Data items
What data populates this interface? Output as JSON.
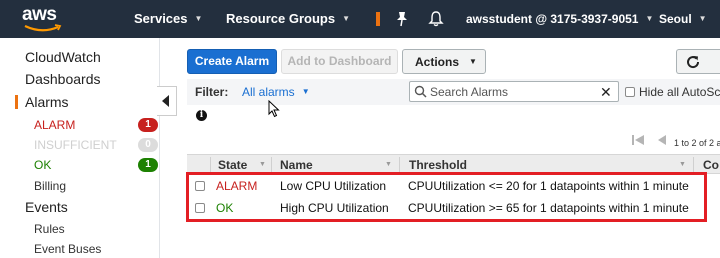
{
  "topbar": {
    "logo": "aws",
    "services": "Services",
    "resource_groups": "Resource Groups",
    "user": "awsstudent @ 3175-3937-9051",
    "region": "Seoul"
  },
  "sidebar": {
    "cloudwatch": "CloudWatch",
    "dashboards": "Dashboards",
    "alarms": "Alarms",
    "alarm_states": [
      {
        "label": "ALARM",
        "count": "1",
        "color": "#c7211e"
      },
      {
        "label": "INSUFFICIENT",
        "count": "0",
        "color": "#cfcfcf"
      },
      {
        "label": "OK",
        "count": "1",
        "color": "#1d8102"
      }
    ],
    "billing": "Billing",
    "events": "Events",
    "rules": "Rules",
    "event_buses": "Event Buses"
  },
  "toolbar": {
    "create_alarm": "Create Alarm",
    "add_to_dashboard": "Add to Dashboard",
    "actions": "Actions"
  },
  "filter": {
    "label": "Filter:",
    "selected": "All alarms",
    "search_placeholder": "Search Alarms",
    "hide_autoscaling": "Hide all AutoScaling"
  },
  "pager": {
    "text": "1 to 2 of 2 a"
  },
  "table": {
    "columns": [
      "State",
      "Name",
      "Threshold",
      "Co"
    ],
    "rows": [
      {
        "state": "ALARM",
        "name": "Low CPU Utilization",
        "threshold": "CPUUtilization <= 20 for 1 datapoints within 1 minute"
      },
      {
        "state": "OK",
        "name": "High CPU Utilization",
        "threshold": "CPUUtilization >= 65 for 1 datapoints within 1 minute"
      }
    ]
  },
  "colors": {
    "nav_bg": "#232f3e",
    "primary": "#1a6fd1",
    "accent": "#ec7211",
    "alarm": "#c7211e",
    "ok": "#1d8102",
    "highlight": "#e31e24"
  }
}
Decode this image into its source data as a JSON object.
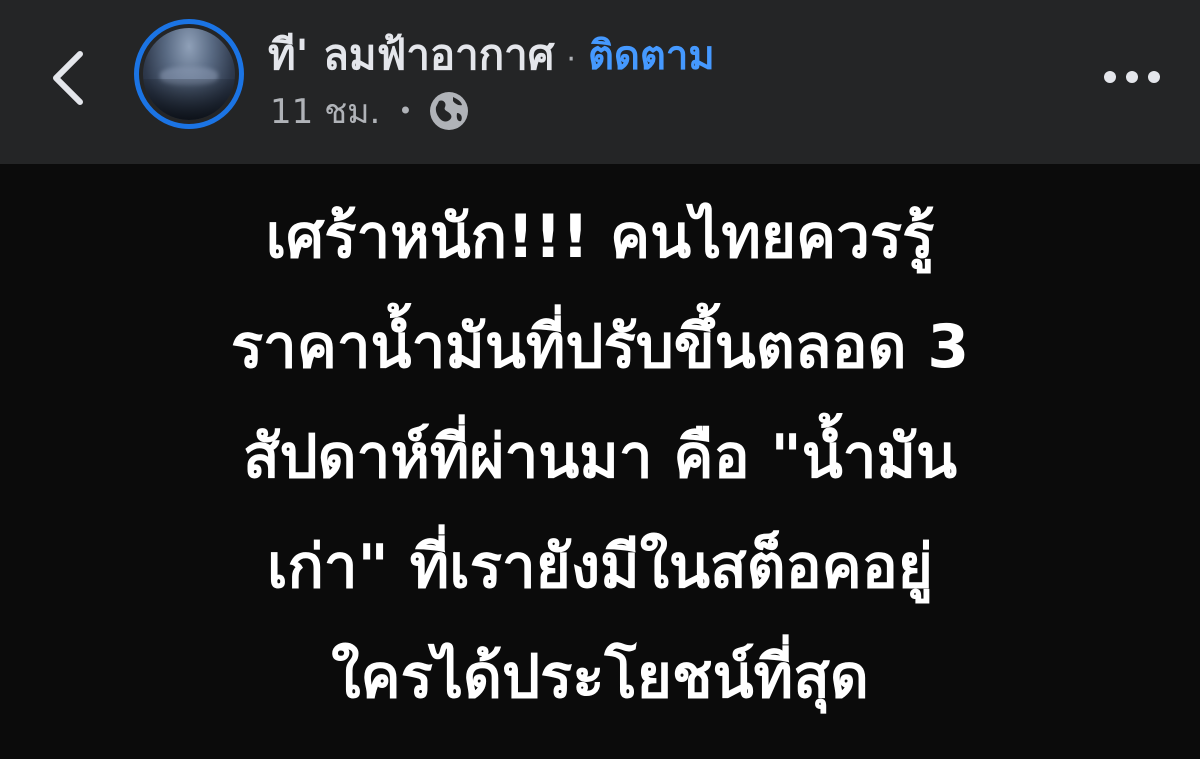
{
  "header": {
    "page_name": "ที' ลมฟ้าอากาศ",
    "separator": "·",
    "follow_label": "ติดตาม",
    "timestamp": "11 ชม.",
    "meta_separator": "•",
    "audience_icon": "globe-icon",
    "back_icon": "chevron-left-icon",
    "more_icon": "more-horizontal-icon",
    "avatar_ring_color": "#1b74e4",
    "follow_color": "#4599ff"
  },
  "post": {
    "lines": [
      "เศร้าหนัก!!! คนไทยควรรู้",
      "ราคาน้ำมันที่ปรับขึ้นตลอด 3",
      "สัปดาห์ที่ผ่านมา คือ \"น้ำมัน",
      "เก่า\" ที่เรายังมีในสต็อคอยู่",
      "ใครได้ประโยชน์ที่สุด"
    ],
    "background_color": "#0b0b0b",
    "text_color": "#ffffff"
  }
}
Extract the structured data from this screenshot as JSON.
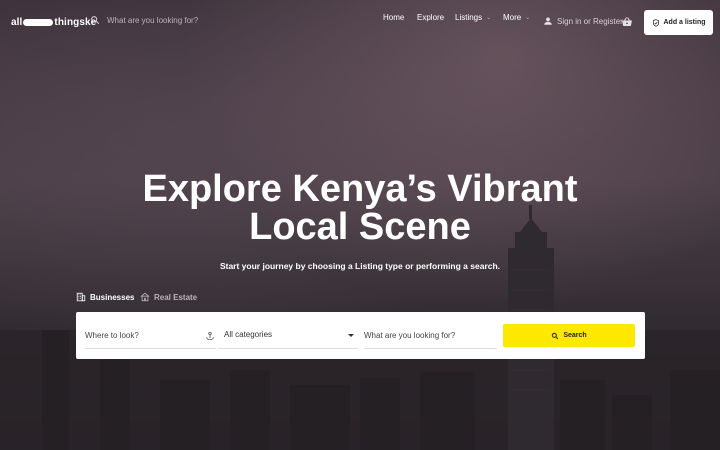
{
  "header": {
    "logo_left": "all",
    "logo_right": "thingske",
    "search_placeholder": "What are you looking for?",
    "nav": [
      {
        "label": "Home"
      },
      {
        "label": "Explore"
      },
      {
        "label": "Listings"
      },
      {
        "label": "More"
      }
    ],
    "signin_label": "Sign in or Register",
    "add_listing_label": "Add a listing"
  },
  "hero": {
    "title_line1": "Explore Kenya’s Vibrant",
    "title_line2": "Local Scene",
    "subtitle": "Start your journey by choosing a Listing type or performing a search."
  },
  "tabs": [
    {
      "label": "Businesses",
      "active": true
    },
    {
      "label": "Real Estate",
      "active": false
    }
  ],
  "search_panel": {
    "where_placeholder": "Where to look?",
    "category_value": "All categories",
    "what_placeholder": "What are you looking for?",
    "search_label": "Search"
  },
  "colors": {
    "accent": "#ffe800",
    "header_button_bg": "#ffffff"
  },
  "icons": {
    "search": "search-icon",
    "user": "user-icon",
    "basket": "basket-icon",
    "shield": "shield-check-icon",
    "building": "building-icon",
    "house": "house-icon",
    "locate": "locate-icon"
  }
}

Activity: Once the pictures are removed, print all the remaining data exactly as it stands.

Worked solution:
What data populates this interface? Output as JSON.
{
  "topbar": {
    "logo": "aws",
    "services": "Services",
    "resource_groups": "Resource Groups",
    "user": "awsstudent @ 3175-3937-9051",
    "region": "Seoul"
  },
  "sidebar": {
    "cloudwatch": "CloudWatch",
    "dashboards": "Dashboards",
    "alarms": "Alarms",
    "alarm_states": [
      {
        "label": "ALARM",
        "count": "1",
        "color": "#c7211e"
      },
      {
        "label": "INSUFFICIENT",
        "count": "0",
        "color": "#cfcfcf"
      },
      {
        "label": "OK",
        "count": "1",
        "color": "#1d8102"
      }
    ],
    "billing": "Billing",
    "events": "Events",
    "rules": "Rules",
    "event_buses": "Event Buses"
  },
  "toolbar": {
    "create_alarm": "Create Alarm",
    "add_to_dashboard": "Add to Dashboard",
    "actions": "Actions"
  },
  "filter": {
    "label": "Filter:",
    "selected": "All alarms",
    "search_placeholder": "Search Alarms",
    "hide_autoscaling": "Hide all AutoScaling"
  },
  "pager": {
    "text": "1 to 2 of 2 a"
  },
  "table": {
    "columns": [
      "State",
      "Name",
      "Threshold",
      "Co"
    ],
    "rows": [
      {
        "state": "ALARM",
        "name": "Low CPU Utilization",
        "threshold": "CPUUtilization <= 20 for 1 datapoints within 1 minute"
      },
      {
        "state": "OK",
        "name": "High CPU Utilization",
        "threshold": "CPUUtilization >= 65 for 1 datapoints within 1 minute"
      }
    ]
  },
  "colors": {
    "nav_bg": "#232f3e",
    "primary": "#1a6fd1",
    "accent": "#ec7211",
    "alarm": "#c7211e",
    "ok": "#1d8102",
    "highlight": "#e31e24"
  }
}
Decode this image into its source data as a JSON object.
{
  "header": {
    "page_name": "ที' ลมฟ้าอากาศ",
    "separator": "·",
    "follow_label": "ติดตาม",
    "timestamp": "11 ชม.",
    "meta_separator": "•",
    "audience_icon": "globe-icon",
    "back_icon": "chevron-left-icon",
    "more_icon": "more-horizontal-icon",
    "avatar_ring_color": "#1b74e4",
    "follow_color": "#4599ff"
  },
  "post": {
    "lines": [
      "เศร้าหนัก!!! คนไทยควรรู้",
      "ราคาน้ำมันที่ปรับขึ้นตลอด 3",
      "สัปดาห์ที่ผ่านมา คือ \"น้ำมัน",
      "เก่า\" ที่เรายังมีในสต็อคอยู่",
      "ใครได้ประโยชน์ที่สุด"
    ],
    "background_color": "#0b0b0b",
    "text_color": "#ffffff"
  }
}
Extract the structured data from this screenshot as JSON.
{
  "header": {
    "logo_left": "all",
    "logo_right": "thingske",
    "search_placeholder": "What are you looking for?",
    "nav": [
      {
        "label": "Home"
      },
      {
        "label": "Explore"
      },
      {
        "label": "Listings"
      },
      {
        "label": "More"
      }
    ],
    "signin_label": "Sign in or Register",
    "add_listing_label": "Add a listing"
  },
  "hero": {
    "title_line1": "Explore Kenya’s Vibrant",
    "title_line2": "Local Scene",
    "subtitle": "Start your journey by choosing a Listing type or performing a search."
  },
  "tabs": [
    {
      "label": "Businesses",
      "active": true
    },
    {
      "label": "Real Estate",
      "active": false
    }
  ],
  "search_panel": {
    "where_placeholder": "Where to look?",
    "category_value": "All categories",
    "what_placeholder": "What are you looking for?",
    "search_label": "Search"
  },
  "colors": {
    "accent": "#ffe800",
    "header_button_bg": "#ffffff"
  },
  "icons": {
    "search": "search-icon",
    "user": "user-icon",
    "basket": "basket-icon",
    "shield": "shield-check-icon",
    "building": "building-icon",
    "house": "house-icon",
    "locate": "locate-icon"
  }
}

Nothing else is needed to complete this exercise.